Staged Accidents are “Big Business”: Don’t Become a Victim

Automobile accidents are a daily occurrence on our nation’s roads and highways, costing the U.S. property-casualty insurance industry billions of dollars in paid accident claims each year. The consequences are even greater, however, for you as an innocent motorist when you become an unwitting participant in a fraud scheme.

Staged Accident

Fraudulent automobile accidents occur more frequently in urban areas where there is a greater volume of vehicles, and also in wealthier communities because drivers there are perceived to have better insurance companies. Criminals often target new, rental, or commercial vehicles because they tend to be well-insured. Further, criminals prey upon women driving alone and senior citizens, as they are thought to be less confrontational at accident schemes.

Common Schemes to Look Out For

Here are a few common caused accident schemes to look out for to avoid being victimized and potentially injured while driving. For more details, see our "Staged Automobile Accident Fraud" brochure.

Drive Down

The victim merges his vehicle into traffic, after having been motioned by the seemingly helpful criminal. As the innocent driver begins to merge, the criminal speeds up and causes a collision. When questioned, the criminal denies motioning the victim to merge. Another variation on this scheme involves motioning an innocent motorist to complete a left turn into a strip mall or other parking structure. The criminal quickly drives up and causes a collision, but the innocent motorist will be held at fault because the driver making a left turn must yield to oncoming traffic.

Panic Stop

The criminal is typically driving an older vehicle filled with passengers. The criminal pulls in front of the victim’s vehicle, and a backseat passenger in the criminal’s car watches for the victim to be distracted by something. Once the victim appears distracted, the backseat passenger tells the driver to slam on the brakes, causing the innocent motorist to rear-end the criminal’s vehicle. The victim’s insurance company then typically must pay for vehicle damage and any injuries the criminal’s passengers claim to suffer.

Side Swipe

This type of crash typically occurs at a busy intersection with dual left-turn lanes. The criminal positions his vehicle in the other lane, and side swipes the car in the inner left-turn lane.


On an ordinary city street:

This typically involves three vehicles, two driven by criminals and the third by an innocent victim. The driver of the “squat” vehicle pulls in front of the victim’s car. The driver of the “swoop” vehicle pulls in front of the squat vehicle, causing the driver of the squat vehicle to hit his brakes. The victim cannot react in time and rear-ends the squat vehicle. The swoop vehicle races off and is not seen again. The victim then typically is responsible for any vehicle damage and personal injury to passengers in the squat vehicle.

On a freeway or expressway:

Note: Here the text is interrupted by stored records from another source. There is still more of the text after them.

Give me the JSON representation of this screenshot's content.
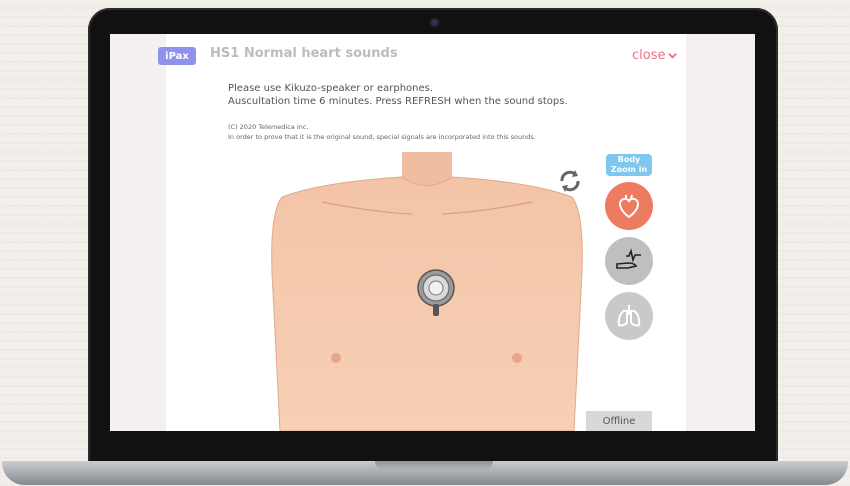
{
  "header": {
    "badge": "iPax",
    "title": "HS1 Normal heart sounds",
    "close_label": "close"
  },
  "instructions": {
    "line1": "Please use Kikuzo-speaker or earphones.",
    "line2": "Auscultation time 6 minutes. Press REFRESH when the sound stops."
  },
  "notice": {
    "copyright": "(C) 2020 Telemedica Inc.",
    "note": "In order to prove that it is the original sound, special signals are incorporated into this sounds."
  },
  "side_panel": {
    "zoom_line1": "Body",
    "zoom_line2": "Zoom in",
    "buttons": [
      {
        "icon": "heart-icon",
        "color": "#ec7b60"
      },
      {
        "icon": "pulse-hand-icon",
        "color": "#bfbfbf"
      },
      {
        "icon": "lungs-icon",
        "color": "#c9c9c9"
      }
    ]
  },
  "footer": {
    "offline_label": "Offline"
  },
  "icons": {
    "refresh": "refresh-icon",
    "stethoscope": "stethoscope-icon"
  },
  "colors": {
    "badge": "#8f93ee",
    "close": "#ee6f86",
    "zoom_label": "#7fc7ee",
    "skin": "#f7c6a8"
  }
}
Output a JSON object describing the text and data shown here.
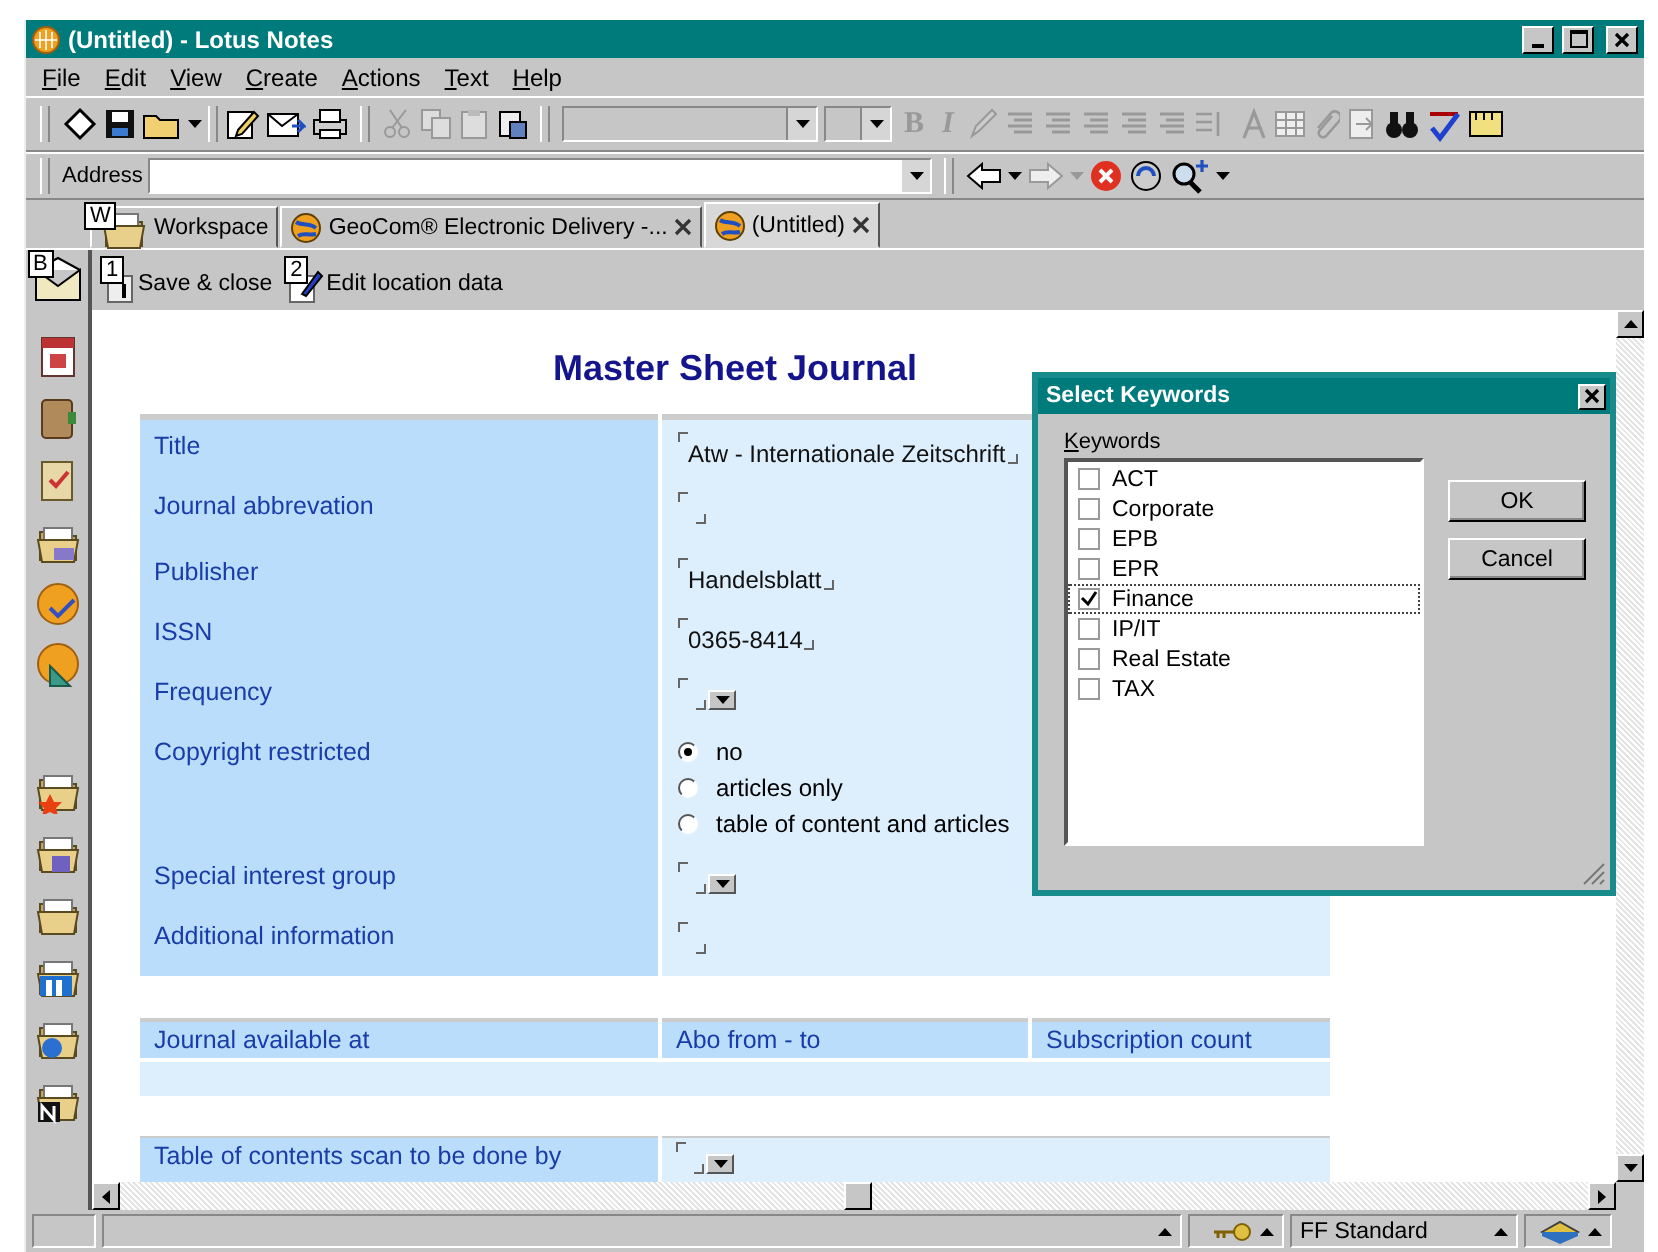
{
  "window": {
    "title": "(Untitled) - Lotus Notes"
  },
  "menu": [
    "File",
    "Edit",
    "View",
    "Create",
    "Actions",
    "Text",
    "Help"
  ],
  "toolbar": {
    "bold": "B",
    "italic": "I"
  },
  "address": {
    "label": "Address"
  },
  "tabs": [
    {
      "label": "Workspace",
      "hotkey": "W",
      "closable": false,
      "selected": false
    },
    {
      "label": "GeoCom® Electronic Delivery -...",
      "closable": true,
      "selected": false
    },
    {
      "label": "(Untitled)",
      "closable": true,
      "selected": true
    }
  ],
  "bookmarks": {
    "hotkey": "B"
  },
  "actions": [
    {
      "hotkey": "1",
      "label": "Save & close"
    },
    {
      "hotkey": "2",
      "label": "Edit location data"
    }
  ],
  "form": {
    "title": "Master Sheet Journal",
    "rows": [
      {
        "label": "Title",
        "kind": "text",
        "value": "Atw - Internationale Zeitschrift"
      },
      {
        "label": "Journal abbrevation",
        "kind": "empty"
      },
      {
        "label": "Publisher",
        "kind": "text",
        "value": "Handelsblatt"
      },
      {
        "label": "ISSN",
        "kind": "text",
        "value": "0365-8414"
      },
      {
        "label": "Frequency",
        "kind": "dropdown"
      },
      {
        "label": "Copyright restricted",
        "kind": "radio",
        "options": [
          {
            "label": "no",
            "selected": true
          },
          {
            "label": "articles only",
            "selected": false
          },
          {
            "label": "table of content and articles",
            "selected": false
          }
        ]
      },
      {
        "label": "Special interest group",
        "kind": "dropdown"
      },
      {
        "label": "Additional information",
        "kind": "empty"
      }
    ]
  },
  "availability_table": {
    "columns": [
      "Journal available at",
      "Abo from - to",
      "Subscription count"
    ]
  },
  "scan_row": {
    "label": "Table of contents scan to be done by",
    "kind": "dropdown"
  },
  "dialog": {
    "title": "Select Keywords",
    "list_label": "Keywords",
    "items": [
      {
        "label": "ACT",
        "checked": false,
        "selected": false
      },
      {
        "label": "Corporate",
        "checked": false,
        "selected": false
      },
      {
        "label": "EPB",
        "checked": false,
        "selected": false
      },
      {
        "label": "EPR",
        "checked": false,
        "selected": false
      },
      {
        "label": "Finance",
        "checked": true,
        "selected": true
      },
      {
        "label": "IP/IT",
        "checked": false,
        "selected": false
      },
      {
        "label": "Real Estate",
        "checked": false,
        "selected": false
      },
      {
        "label": "TAX",
        "checked": false,
        "selected": false
      }
    ],
    "buttons": [
      "OK",
      "Cancel"
    ]
  },
  "status_bar": {
    "location": "FF Standard"
  }
}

Similar to the above, but four vehicles are typically involved, with three belonging to criminals. In this variation, the third criminal boxes in the victim so he cannot change lanes when the swoop vehicle cuts off the squat vehicle. Following the crash, the swoop and box-in cars speed off, again forcing the victim’s insurer to pay the claim.

Tips to Avoid Becoming a Victim of a Staged Accident

  • Avoid tailgating.
  • Immediately call the police to an accident scene.
  • Use the camera function on your cell phone or carry a disposable camera to document damage and the number of occupants in other vehicles.
  • Avoid “runners” and “cappers” – people who suddenly appear at an accident scene to try to direct you to particular doctors and attorneys, as they are typically part of the criminal scheme.
  • Be wary of physicians who insist you file a personal injury claim after an accident, especially if you are not hurt.
  • Steer clear of tow trucks that appear when you have not called for service, as they are often “cappers” for body shops.

Download Staged Auto Accident Resources

You can find more information in NICB’s "Staged Automobile Accident Fraud" brochure (English or Spanish).

These are in PDF format. If you don't have it already installed, download Adobe Reader.

Report Fraud

If you suspect fraud activities, contact NICB.

  1. Call 800.TEL.NICB (800.835.6422)
  2. Submit a form online.